Innocence Project Co-founder Barry Scheck, two-time Pulitzer Prize winning journalist Jim Dwyer, author Sarah Burns and member of the Central Park Five Raymond Santana recently participated in a symposium at the Benjamin Cardozo School of Law that discussed the Central Park jogger case and false confessions.
Burns is the author of a new book, “The Central Park Five: A Chronicle of a City Wilding,” which exposes the truth about false confessions.
In 1989, five teenagers between the ages of 14 and 16 were arrested and questioned in the brutal attack of a female jogger in Central Park.
The confessions were presented as evidence though they differed in the time, location, and participants of the rape.
The young men were wrongfully convicted of rape and waited more than a decade before DNA evidence exonerated them and implicated the real perpetrator—a convicted murderer and rapist.
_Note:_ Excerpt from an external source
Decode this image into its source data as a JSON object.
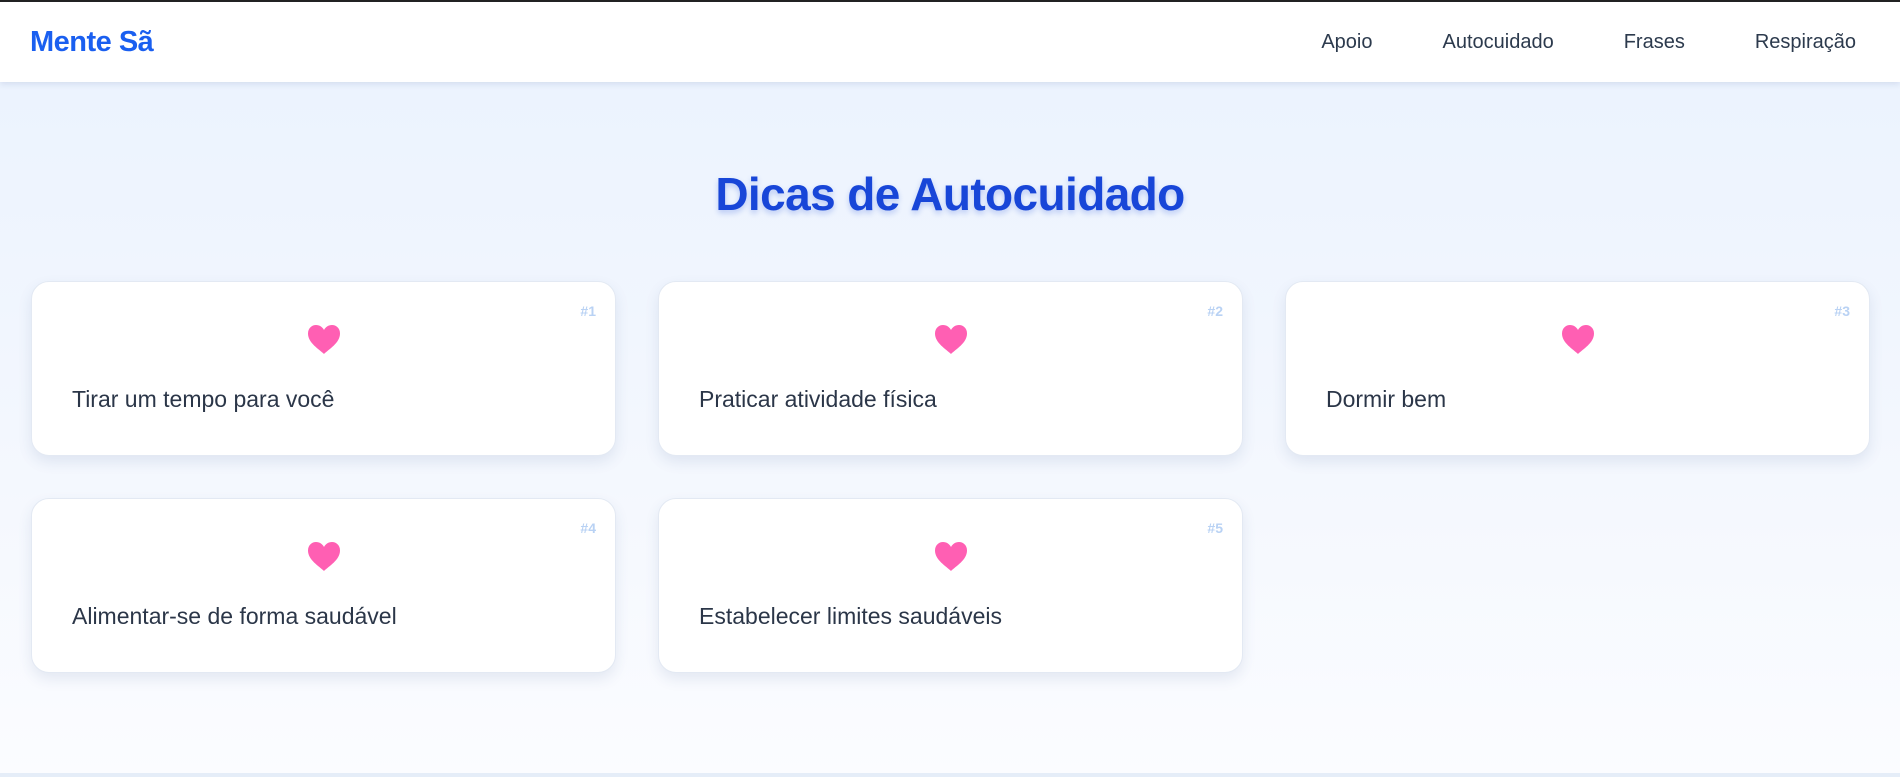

Burns is producing a documentary film based on this book with her father, filmmaker Ken Burns.
Understand the causes:
How false confessions happen